/Study of resonator losses in Optically-pumped Perovskite lasers

Study of resonator losses in Optically-pumped Perovskite lasers

Research & development - Leuven | More than two weeks ago

Laser design and optimization

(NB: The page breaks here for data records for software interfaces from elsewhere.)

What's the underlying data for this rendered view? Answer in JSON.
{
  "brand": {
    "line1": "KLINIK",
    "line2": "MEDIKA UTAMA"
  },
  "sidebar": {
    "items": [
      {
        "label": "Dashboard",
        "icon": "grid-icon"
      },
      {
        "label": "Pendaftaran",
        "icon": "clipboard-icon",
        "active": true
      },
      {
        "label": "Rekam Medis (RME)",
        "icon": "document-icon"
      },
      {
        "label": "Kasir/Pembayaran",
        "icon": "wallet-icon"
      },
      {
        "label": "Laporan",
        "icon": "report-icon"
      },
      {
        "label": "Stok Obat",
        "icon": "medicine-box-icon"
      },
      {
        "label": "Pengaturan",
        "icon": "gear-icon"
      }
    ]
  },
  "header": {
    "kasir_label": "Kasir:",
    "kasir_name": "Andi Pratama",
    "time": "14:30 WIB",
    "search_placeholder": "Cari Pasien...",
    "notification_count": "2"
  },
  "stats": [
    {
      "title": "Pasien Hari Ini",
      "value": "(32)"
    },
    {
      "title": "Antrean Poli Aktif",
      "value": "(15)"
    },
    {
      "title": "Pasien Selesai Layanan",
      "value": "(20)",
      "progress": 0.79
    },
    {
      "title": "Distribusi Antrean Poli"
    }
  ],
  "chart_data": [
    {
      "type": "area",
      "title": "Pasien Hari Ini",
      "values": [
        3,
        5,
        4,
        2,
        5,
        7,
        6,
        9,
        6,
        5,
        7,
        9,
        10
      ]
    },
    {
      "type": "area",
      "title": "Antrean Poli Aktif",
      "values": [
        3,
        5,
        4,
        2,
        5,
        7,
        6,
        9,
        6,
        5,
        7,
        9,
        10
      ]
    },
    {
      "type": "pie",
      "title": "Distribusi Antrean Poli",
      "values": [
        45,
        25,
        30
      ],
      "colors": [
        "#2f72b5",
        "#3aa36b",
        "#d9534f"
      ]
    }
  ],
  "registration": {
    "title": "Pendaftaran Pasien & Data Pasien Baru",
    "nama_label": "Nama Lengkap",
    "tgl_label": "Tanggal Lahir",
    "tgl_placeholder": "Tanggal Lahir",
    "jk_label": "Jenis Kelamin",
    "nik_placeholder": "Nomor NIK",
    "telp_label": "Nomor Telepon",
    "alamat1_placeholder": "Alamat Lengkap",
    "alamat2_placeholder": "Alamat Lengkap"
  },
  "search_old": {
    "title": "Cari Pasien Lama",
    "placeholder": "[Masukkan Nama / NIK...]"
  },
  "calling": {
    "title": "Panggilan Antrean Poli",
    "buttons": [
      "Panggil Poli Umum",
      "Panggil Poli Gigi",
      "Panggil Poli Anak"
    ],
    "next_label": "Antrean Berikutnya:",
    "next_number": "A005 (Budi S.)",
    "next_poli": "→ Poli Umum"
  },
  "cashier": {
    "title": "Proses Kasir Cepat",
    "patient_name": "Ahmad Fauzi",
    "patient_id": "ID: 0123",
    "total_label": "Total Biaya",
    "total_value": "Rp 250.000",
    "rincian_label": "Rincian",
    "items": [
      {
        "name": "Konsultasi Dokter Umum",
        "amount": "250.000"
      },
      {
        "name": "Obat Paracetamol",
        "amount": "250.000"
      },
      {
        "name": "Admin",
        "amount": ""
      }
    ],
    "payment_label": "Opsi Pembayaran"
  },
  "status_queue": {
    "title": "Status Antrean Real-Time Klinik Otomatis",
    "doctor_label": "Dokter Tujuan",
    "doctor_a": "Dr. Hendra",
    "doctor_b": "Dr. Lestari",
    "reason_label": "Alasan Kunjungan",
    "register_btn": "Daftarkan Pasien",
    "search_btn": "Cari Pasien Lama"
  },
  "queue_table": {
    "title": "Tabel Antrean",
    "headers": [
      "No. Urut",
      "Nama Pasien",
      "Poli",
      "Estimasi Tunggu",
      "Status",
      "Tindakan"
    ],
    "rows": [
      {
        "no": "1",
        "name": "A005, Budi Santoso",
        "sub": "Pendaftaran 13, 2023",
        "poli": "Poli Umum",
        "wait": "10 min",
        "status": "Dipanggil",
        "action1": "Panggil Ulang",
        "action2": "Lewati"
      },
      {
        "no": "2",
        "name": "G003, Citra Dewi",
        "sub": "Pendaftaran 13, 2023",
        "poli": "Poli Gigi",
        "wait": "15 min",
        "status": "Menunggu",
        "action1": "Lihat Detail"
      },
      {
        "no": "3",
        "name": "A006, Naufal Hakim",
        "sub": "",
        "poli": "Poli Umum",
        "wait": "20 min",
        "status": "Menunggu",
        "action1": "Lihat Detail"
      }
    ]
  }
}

Metal Halide Perovskite Semiconductors have been demonstrated in the last decade to be very promising materials for optoelectronic devices due to their tunable direct band gap nature. Perovskite light-emitting diodes (PeLEDs) have witnessed a remarkable success in the recent years, achieving external quantum efficiencies (EQE) of more than 20% and half-lifetimes > 100 h, bringing them closer to more mature thin-film devices based on organic semiconductors and core-shell quantum dots. Another interesting aspect of these materials is that they show signs of emitting stimulated emission when they are excited using external lasers. This property proves that these materials can be used to make lasers, and in fact, Optically pumped perovskite-based lasers have been demonstrated in literature too. In the ULTRA-LUX project, we aim to demonstrate a perovskite-based electrically pumped laser, a breakthrough that will lead to many applications such as on-chip light sources integrated into common CMOS photonic platforms, Lab-on-a-Chip devices, and advanced spectroscopy.

 

A laser consists of a gain medium and a resonator. There are several types of resonator topologies defined for conventional lasers and perovskite-based lasers (for example, Fabry-Perot cavity, Ring Resonator). An important aspect of laser design is to ensure that the overall gain of the laser overcomes the waveguide losses and mirror loss of the resonator. To achieve this, resonators need to be designed with as little parasitic mirror loss as possible.

 

The thesis would be split into the following steps:

  1. Literature survey to study different resonator designs and loss mechanisms.
  2. Modelling the resonator structures in software and predicting the mirror loss.
  3. Using the model, the student should design resonators with an optimal trade-off of waveguide loss and resonator loss at a design wavelength.

 

The objectives and the approach can be tailored to the student’s interest and expertise. The student will benefit from the support of a multi-disciplinary collaborative team of PhD students, Postdocs, senior researchers, and Professors. The project is expected to help the student acquire different skills which are useful for further academic work or for the job market. If the results are beyond state of the art, this work has the potential to contribute to a high-quality scientific publication. 

 

The student is expected to be a self-driven and motivated individual, willing to tackle different tasks and learn new skills to achieve his objectives. The student should also be a team-player, be willing to communicate in meetings, and report on the progress regularly. Knowledge of semiconductor physics and laser physics is highly recommended. 



Type of project: Thesis

Duration: 6-9 months

Required degree: Master of Engineering Science, Master of Science, Master of Engineering Technology

Required background: Nanoscience & Nanotechnology, Physics

Supervising scientist(s): For further information or for application, please contact: Nirav Annavarapu (Nirav.Annavarapu@imec.be)

Imec allowance will be provided for students studying at a non-Belgian university.